It’s not necessarily a demerit that Allen doesn’t go into any of these topics at greater depth, whatever that means, but his central storyline feels sketched in too. While caricaturing might do for the rest of the Dorfmans, a little more detail work is in order for leading-man Bobby, who’s given nothing beyond the hunch and stammer that act as signposts identifying Allen’s on-screen avatars. Eisenberg might seem born to take up the mantle, but though he still looks sufficiently fresh-faced in his early thirties to play the kid who’s only just trying to put it together, he’s more convincing in acidity than innocence these days—something which couldn’t be said at the time of 2009’s Adventureland, first of his three screen pairings with Stewart. Bobby is a romantic who loses love and, heartbroken, backs his way into a fortune, but the relationship between his heart and his bank account are little delved into, and he remains throughout an oddly ambivalent figure.
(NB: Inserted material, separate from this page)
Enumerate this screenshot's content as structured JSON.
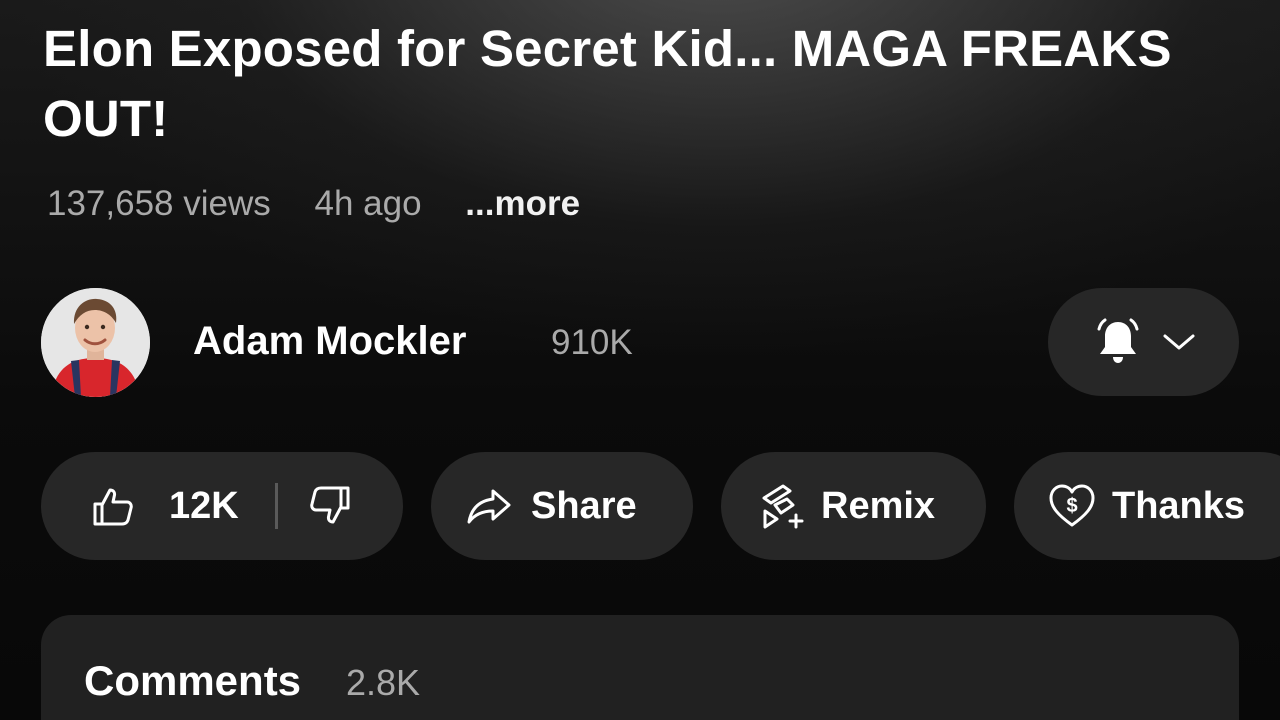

His early ambition is never clear—something about living in Greenwich Village on love and wine?—and as a result his late disillusion isn’t so moving as one senses it’s meant to be. He’s not alone in looking adrift: Carrell’s character doesn’t have any firmly developed core, and the actor seems to be starting over in every scene he features in. It is a measure of Stewart’s effortless low-simmer sensuality that she can actually sell the idea that she’s burning with desire to fuck this guy—let’s see Meryl Streep pull that off!

I can’t say a word against the work done here by Stewart, or longtime Allen collaborators like Santo Loquasto and casting director Juliet Taylor, or Storaro, who has given us some sumptuous images. Café Society is never ugly, even when touching on the genteel poverty of the lower middle-class—though does all of this generously spackled-on beauty necessarily work to the advantage of a movie which counts the price tag of beauty among its concerns? (The Purple Rose of Cairo makes an instructive comparison.) Echoing the picturesque framing of Bobby and Vonnie’s lovemaking in a beachside cove in a later scene of Bobby and Veronica sipping white wine on a pristine Manhattan patio may work to suggest that the best things in life are free, but Allen loves the pomp of the period too much to make one feel any sense of spiritually fatal compromise in going where the money is. In fact he often seems to lose the thread of what his movie is on about, and next to the Coens’ Hail, Caesar!, a Hollywood history lesson rigorous in conception and execution, Café Society is decidedly dithery and discursive. Next to the rest of the tripe that’s out there, though . . . What’s the old saying about the Land of the Blind?